*** Opening DATA FOR THIS TASK ***

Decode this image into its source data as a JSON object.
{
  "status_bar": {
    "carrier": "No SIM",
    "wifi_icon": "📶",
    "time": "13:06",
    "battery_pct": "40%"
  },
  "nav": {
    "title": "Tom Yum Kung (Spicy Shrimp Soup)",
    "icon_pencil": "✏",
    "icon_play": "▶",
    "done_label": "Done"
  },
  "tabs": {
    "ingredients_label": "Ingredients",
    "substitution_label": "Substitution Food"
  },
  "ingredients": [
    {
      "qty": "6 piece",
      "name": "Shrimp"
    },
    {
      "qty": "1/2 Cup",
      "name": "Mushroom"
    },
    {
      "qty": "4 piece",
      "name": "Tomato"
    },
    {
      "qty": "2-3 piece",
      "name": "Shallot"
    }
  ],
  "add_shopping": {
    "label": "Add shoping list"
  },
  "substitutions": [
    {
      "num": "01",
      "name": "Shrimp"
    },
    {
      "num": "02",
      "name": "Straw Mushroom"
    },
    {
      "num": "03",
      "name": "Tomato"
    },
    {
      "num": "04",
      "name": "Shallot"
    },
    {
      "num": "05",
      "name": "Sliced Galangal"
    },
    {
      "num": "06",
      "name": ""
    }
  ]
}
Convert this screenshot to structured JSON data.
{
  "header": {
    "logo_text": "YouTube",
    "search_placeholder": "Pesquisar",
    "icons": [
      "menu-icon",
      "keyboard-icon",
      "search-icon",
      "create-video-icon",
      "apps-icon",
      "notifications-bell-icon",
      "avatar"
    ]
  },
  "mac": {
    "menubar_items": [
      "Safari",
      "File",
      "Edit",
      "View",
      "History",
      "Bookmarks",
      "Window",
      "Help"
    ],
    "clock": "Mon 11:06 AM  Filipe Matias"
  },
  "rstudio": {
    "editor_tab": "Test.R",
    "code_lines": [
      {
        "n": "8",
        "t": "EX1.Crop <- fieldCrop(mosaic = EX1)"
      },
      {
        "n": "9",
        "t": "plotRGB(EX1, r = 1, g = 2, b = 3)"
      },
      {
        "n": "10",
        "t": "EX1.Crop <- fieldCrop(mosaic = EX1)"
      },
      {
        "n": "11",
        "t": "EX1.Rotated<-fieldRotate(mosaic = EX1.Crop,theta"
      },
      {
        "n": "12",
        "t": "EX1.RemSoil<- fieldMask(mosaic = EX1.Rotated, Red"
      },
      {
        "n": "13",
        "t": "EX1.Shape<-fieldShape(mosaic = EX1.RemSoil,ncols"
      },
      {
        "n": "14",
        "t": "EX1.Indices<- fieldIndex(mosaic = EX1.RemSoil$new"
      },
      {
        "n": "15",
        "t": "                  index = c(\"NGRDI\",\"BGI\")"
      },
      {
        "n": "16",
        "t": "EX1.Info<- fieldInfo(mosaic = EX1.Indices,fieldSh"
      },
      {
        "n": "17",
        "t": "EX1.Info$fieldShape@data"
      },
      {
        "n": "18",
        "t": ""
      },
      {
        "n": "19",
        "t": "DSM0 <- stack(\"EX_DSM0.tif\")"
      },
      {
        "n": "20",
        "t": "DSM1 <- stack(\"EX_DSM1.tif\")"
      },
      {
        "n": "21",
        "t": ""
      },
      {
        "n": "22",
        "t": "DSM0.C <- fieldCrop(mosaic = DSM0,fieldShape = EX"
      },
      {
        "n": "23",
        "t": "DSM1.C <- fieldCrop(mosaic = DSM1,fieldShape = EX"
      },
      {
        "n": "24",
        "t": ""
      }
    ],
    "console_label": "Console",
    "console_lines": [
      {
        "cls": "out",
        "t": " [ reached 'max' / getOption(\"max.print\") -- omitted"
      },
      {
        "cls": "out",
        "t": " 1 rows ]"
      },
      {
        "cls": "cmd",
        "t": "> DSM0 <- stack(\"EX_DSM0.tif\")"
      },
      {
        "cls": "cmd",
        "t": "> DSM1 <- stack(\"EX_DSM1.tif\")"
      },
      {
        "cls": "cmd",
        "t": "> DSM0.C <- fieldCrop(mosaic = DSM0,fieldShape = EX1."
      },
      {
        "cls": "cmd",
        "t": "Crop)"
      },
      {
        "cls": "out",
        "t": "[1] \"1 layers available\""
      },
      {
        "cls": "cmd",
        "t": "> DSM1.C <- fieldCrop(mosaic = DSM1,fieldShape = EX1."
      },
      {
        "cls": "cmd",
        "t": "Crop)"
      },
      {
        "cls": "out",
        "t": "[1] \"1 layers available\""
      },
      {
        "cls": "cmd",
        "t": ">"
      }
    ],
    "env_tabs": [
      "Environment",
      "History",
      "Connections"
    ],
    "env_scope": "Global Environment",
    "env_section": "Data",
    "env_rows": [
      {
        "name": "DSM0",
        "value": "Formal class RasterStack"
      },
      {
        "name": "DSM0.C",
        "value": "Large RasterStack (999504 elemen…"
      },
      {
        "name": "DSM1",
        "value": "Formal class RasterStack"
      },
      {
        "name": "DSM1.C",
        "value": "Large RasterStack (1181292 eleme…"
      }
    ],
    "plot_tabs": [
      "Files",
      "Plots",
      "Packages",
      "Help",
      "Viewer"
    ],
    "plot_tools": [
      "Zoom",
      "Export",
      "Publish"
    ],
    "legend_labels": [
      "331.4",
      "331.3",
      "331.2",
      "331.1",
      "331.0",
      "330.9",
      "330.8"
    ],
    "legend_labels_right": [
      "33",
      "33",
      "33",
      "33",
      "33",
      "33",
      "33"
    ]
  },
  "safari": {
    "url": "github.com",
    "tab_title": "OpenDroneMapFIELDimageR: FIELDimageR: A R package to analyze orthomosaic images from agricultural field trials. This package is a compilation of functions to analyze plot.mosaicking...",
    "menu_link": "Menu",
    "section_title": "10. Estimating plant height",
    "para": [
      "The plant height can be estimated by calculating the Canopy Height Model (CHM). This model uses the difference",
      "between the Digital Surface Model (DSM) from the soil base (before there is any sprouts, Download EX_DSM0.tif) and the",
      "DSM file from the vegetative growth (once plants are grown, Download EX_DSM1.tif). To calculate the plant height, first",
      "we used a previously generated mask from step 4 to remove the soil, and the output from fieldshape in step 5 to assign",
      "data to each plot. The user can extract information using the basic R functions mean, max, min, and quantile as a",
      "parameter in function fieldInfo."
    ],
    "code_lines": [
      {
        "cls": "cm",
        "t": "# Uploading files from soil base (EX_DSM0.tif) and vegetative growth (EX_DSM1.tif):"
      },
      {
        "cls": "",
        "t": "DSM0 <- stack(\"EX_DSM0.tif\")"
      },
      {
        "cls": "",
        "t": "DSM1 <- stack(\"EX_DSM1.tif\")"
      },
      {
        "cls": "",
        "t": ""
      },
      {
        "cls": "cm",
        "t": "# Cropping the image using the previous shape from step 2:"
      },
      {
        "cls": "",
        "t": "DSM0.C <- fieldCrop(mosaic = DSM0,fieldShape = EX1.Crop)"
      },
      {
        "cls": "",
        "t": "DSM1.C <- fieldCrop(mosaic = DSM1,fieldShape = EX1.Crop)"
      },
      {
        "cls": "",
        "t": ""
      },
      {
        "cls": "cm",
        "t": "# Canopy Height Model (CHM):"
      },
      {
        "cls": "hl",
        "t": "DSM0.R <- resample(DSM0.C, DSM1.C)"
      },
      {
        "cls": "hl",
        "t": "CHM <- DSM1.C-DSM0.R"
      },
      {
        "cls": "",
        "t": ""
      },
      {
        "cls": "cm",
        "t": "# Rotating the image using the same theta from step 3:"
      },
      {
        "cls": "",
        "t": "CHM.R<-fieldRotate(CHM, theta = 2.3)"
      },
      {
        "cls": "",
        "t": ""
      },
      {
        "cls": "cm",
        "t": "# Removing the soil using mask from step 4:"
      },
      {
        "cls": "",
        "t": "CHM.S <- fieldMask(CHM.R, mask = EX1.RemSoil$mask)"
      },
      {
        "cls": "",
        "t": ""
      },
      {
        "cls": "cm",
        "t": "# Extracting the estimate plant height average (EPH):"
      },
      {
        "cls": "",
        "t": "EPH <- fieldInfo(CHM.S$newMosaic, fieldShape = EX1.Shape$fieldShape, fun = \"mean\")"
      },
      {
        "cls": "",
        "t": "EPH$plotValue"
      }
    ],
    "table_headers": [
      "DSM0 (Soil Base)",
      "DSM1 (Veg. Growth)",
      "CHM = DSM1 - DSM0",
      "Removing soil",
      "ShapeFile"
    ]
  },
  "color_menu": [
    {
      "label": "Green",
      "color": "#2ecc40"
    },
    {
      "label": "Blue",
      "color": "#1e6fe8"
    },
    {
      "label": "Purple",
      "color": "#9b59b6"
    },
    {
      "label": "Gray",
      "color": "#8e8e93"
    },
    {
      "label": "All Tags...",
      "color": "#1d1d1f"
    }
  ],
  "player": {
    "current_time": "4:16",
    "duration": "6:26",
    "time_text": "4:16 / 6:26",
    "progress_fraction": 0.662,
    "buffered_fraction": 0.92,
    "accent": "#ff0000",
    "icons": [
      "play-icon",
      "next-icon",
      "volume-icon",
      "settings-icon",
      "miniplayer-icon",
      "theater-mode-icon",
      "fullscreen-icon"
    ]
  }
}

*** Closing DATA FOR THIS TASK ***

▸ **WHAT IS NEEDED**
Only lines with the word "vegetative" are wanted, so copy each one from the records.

▸ **EXERCISE RESULT**
      "DSM file from the vegetative growth (once plants are grown, Download EX_DSM1.tif). To calculate the plant height, first",
        "t": "# Uploading files from soil base (EX_DSM0.tif) and vegetative growth (EX_DSM1.tif):"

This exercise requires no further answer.